Vanishing on 7th Street first published by VODzilla.co
Cinema is a product of the compromising interplay between light and shadow. A balance of both is needed to ensure that we can enter its world of discernible images, as opposed to just seeing its blank white screen, or being left alone in the dark – and while it is, strictly, only the light that we see, our imaginations finds ways of filling in the shadowy spaces between. So self-aware is Brad Anderson’s Vanishing on 7th Street that it is dealing in the constituent materials of cinema itself that its opening credits are illuminated from behind by the flickering light of a visible (intradiegetic) projector, before we are introduced to Paul (John Leguizamo), a projectionist working the booth at a mall’s multiplex and, in any spare moment he can snatch between changing reels, reading a book entitled Mysterious Dark Matter by the light of the torch that he has strapped to his forehead. Paul has a professional preoccupation with darkness and light. When the power cuts off and all the lights in the building go out, his torch is what keeps the darkness away. Everyone else just vanishes, taken by the shadows and leaving behind only the clothes that they were wearing.

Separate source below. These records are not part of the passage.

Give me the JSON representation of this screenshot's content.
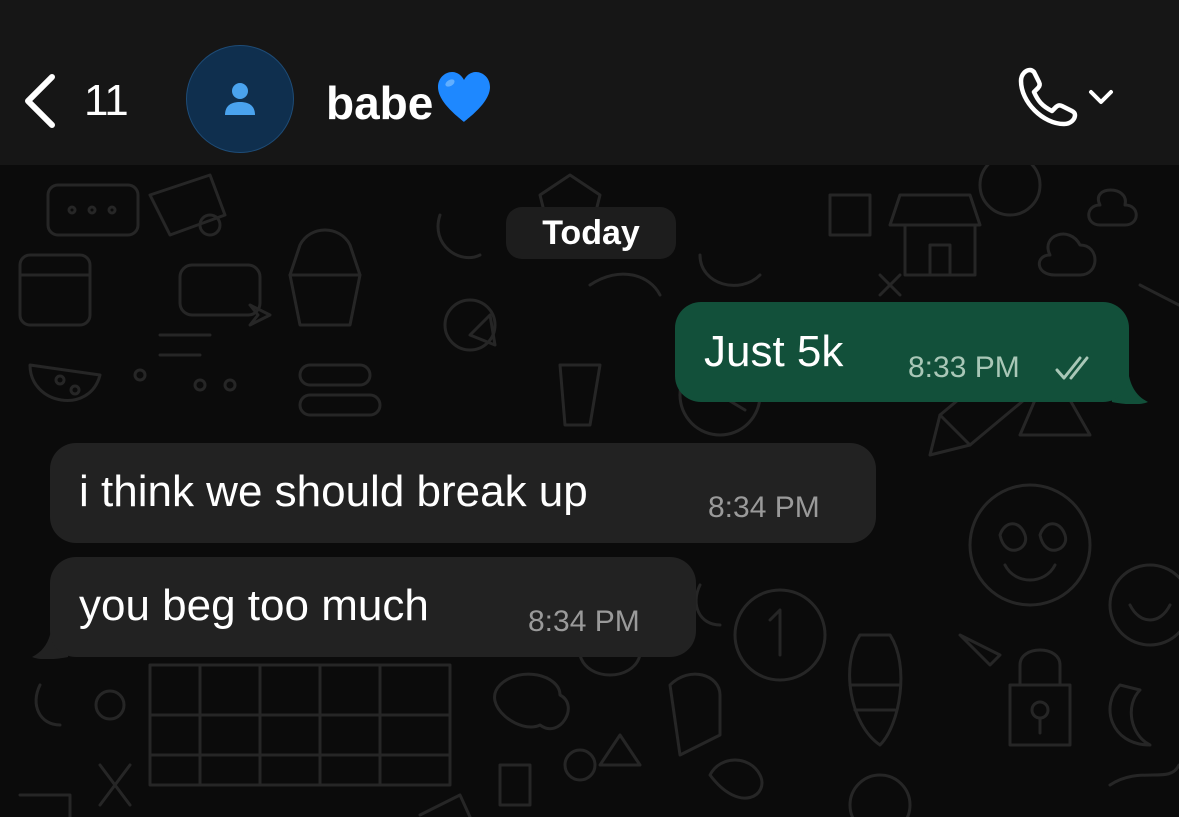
{
  "header": {
    "back_count": "11",
    "contact_name": "babe",
    "heart_icon": "blue-heart-emoji",
    "call_icon": "phone-icon"
  },
  "chat": {
    "date_label": "Today",
    "messages": [
      {
        "direction": "outgoing",
        "text": "Just 5k",
        "time": "8:33 PM",
        "status": "read-double-check"
      },
      {
        "direction": "incoming",
        "text": "i think we should break up",
        "time": "8:34 PM"
      },
      {
        "direction": "incoming",
        "text": "you beg too much",
        "time": "8:34 PM"
      }
    ]
  },
  "colors": {
    "header_bg": "#161616",
    "chat_bg": "#0b0b0b",
    "outgoing_bubble": "#12503a",
    "incoming_bubble": "#222222",
    "avatar_bg": "#0f2f4e",
    "avatar_icon": "#4aa3ee",
    "heart": "#1e88ff"
  }
}
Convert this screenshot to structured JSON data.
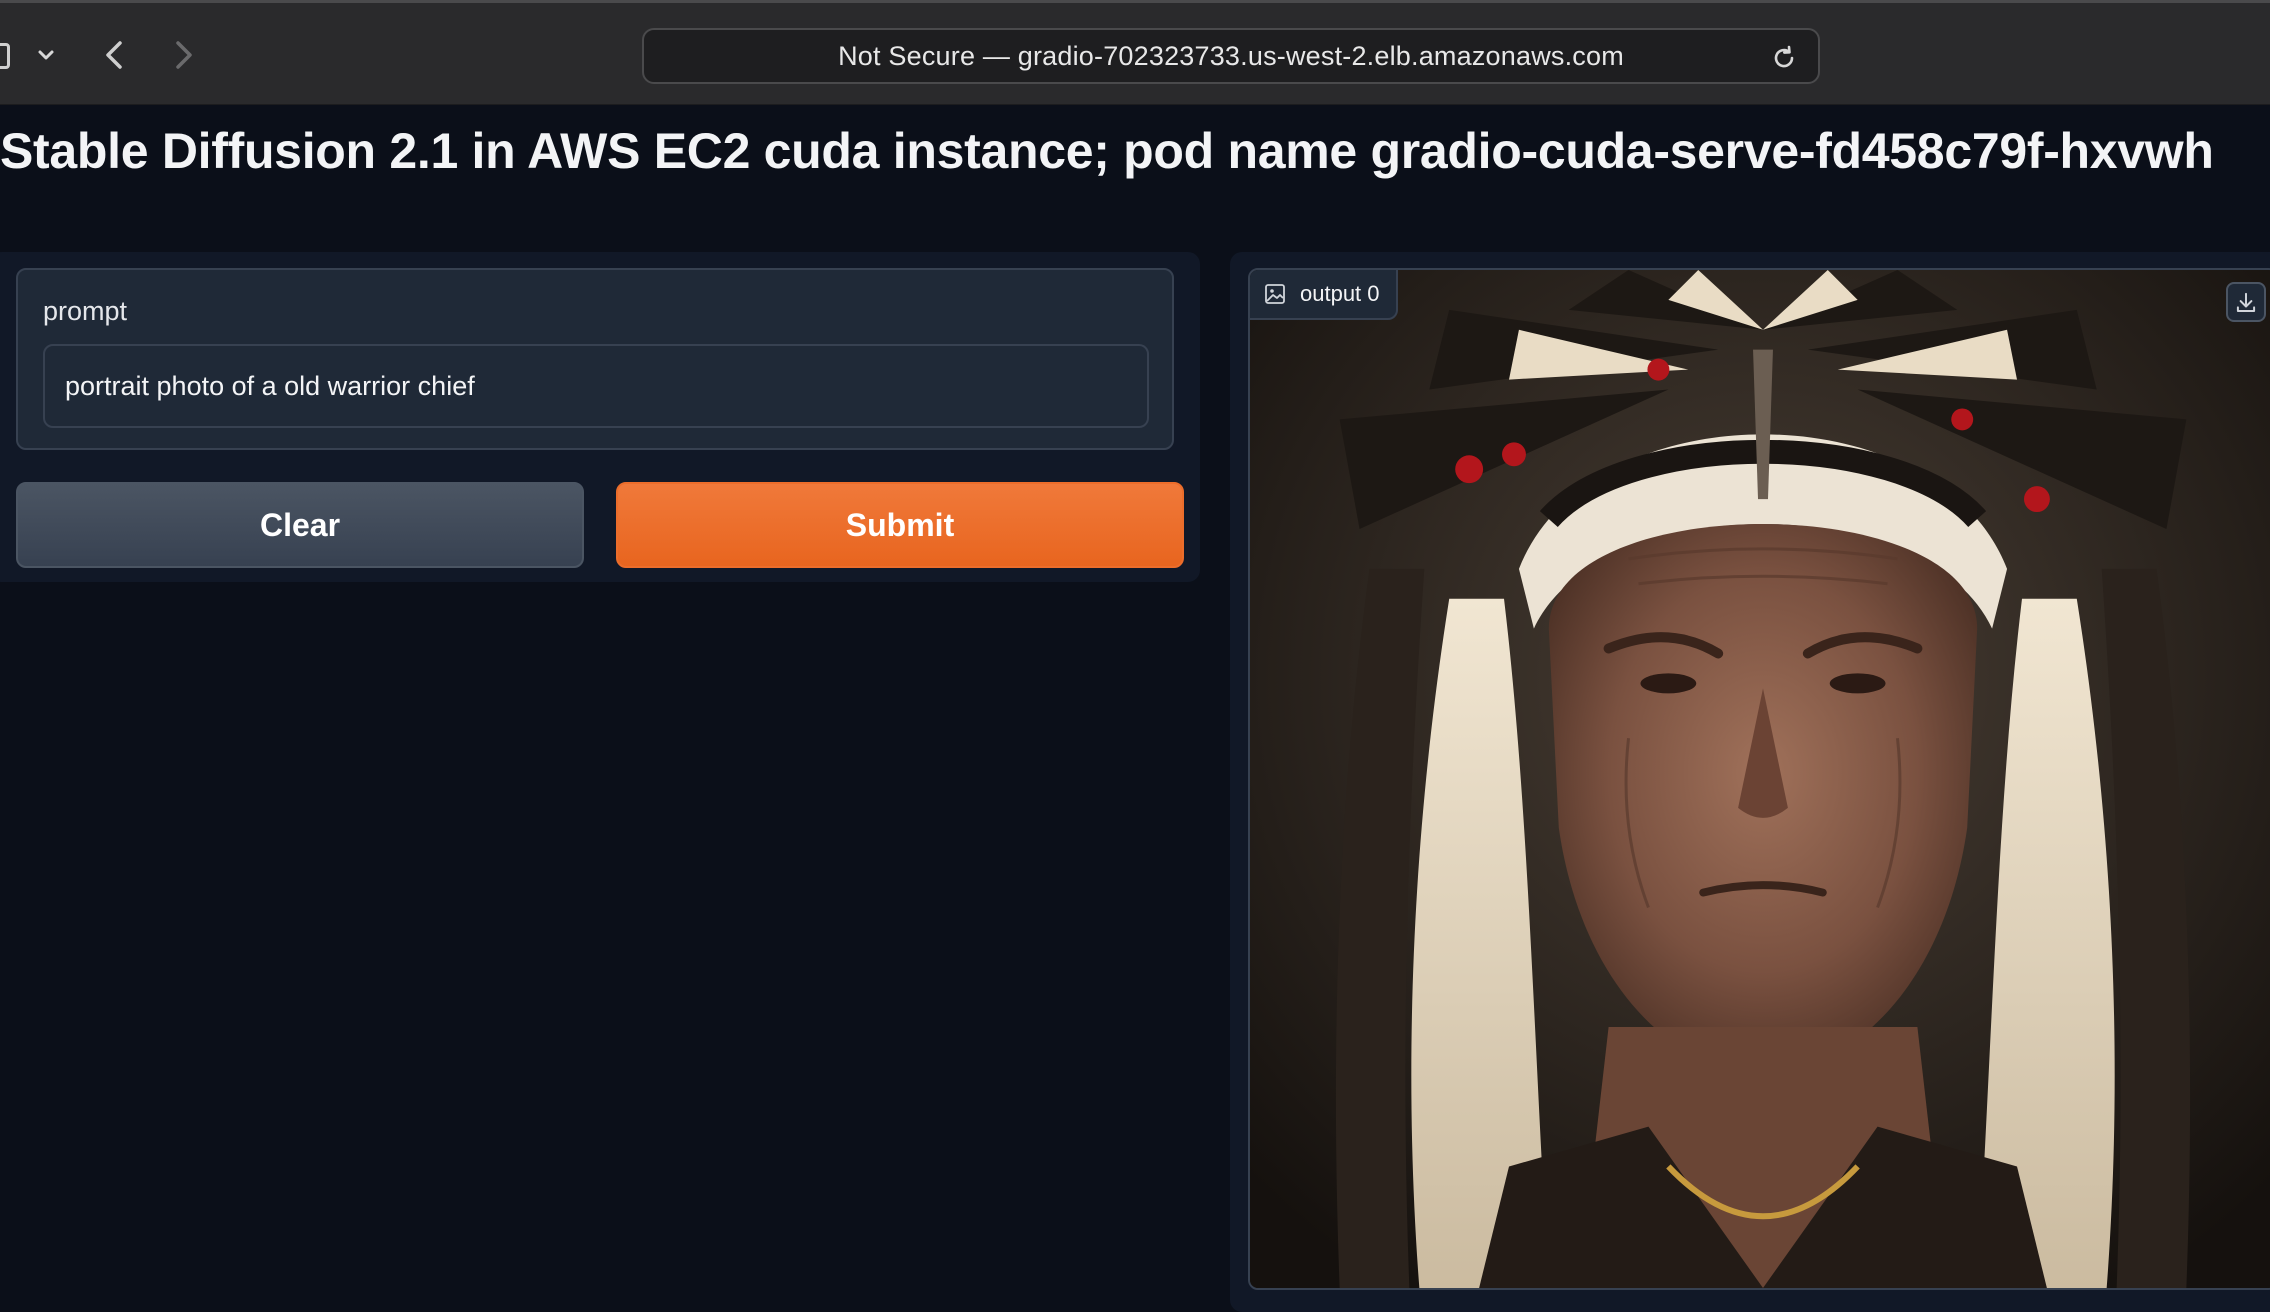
{
  "browser": {
    "url_text": "Not Secure — gradio-702323733.us-west-2.elb.amazonaws.com"
  },
  "page": {
    "title": "Stable Diffusion 2.1 in AWS EC2 cuda instance; pod name gradio-cuda-serve-fd458c79f-hxvwh"
  },
  "input_panel": {
    "prompt_label": "prompt",
    "prompt_value": "portrait photo of a old warrior chief",
    "clear_label": "Clear",
    "submit_label": "Submit"
  },
  "output_panel": {
    "label": "output 0",
    "image_subject": "portrait of an elderly man wearing a feathered headdress"
  },
  "colors": {
    "page_bg": "#0b0f19",
    "panel_bg": "#111827",
    "block_bg": "#1f2937",
    "submit_accent": "#e8651f",
    "clear_bg": "#4b5563"
  },
  "icons": {
    "back": "chevron-left-icon",
    "forward": "chevron-right-icon",
    "reload": "reload-icon",
    "tab_menu": "chevron-down-icon",
    "image": "image-icon",
    "download": "download-icon"
  }
}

Soon injured and barely alive, Paul is not really the main character in Vanishing on 7th Street, although so very few people have been left behind after the film’s obscure overnight apocalypse that he may as well be. Other survivors include selfish TV reporter Luke Ryder (Hayden Christensen, most famous for playing a character drawn to the Dark Side), distraught ex-junkie mother Rosemary (Thandie Newton) and 12-year-old James (Jacob Latimore), who all hole up together in a Detroit bar with its own generator, and make increasingly desperate plans to escape, or at least to keep the lights on. Meanwhile the days rapidly get shorter and strange figures circle in the shadows. Decidedly humanoid, these creatures of darkness also moan and sigh and wail, while playing tricks on the mind to lure people out of the light to those invisible spaces where they are most vulnerable. They are also photophobic, like the monsters in David Twohy’s Pitch Black (2000), Robert Harmon’s They (2002) and Troy Nixey’s Don’t Be Afraid of the Dark (2010) – in flight from the ever dwindling light and always inhabiting the periphery of what the viewer can see.
“The math doesn’t add up,” says Paul, trying to work out whether the world has fallen victim to flesh-eating bacteria, a singularity, a wormhole, divine punishment, alien abduction, Biblical rapture, or who knows what. He is right about the maths, but it hardly matters: what threatens these characters is so abstract and (literally) obscure that it lends itself to all manner of readings, be they physical, psychological, theological or eschatological. The more the film keeps us (like its characters) in the dark, the more evocative and strange its beleaguerment by blackout proves, encroaching with all the inevitability of death, even as our players, entrapped in a black place of grief and guilt, or perhaps in a limbo, keep raging against the dying of the light. As the darkness fills more and more of the screen, we all end up projecting our desires and fears onto its emptiness.
Vanishing on 7th Street is concerned with the triumph of night over day – and these characters’ efforts to keep the darkness at bay are also an attempt to stop the cinema’s screen turning completely black, and so to keep the show on the road. Ultimately, its themes are existential – and when the lights, in both film and theatre, come back up, the world, though reset, is somehow different.
Summary: Brad Anderson (Session 9, The Machinist) plays off cinema’s light and shadows for existential, apocalyptic horror
© Anton Bitel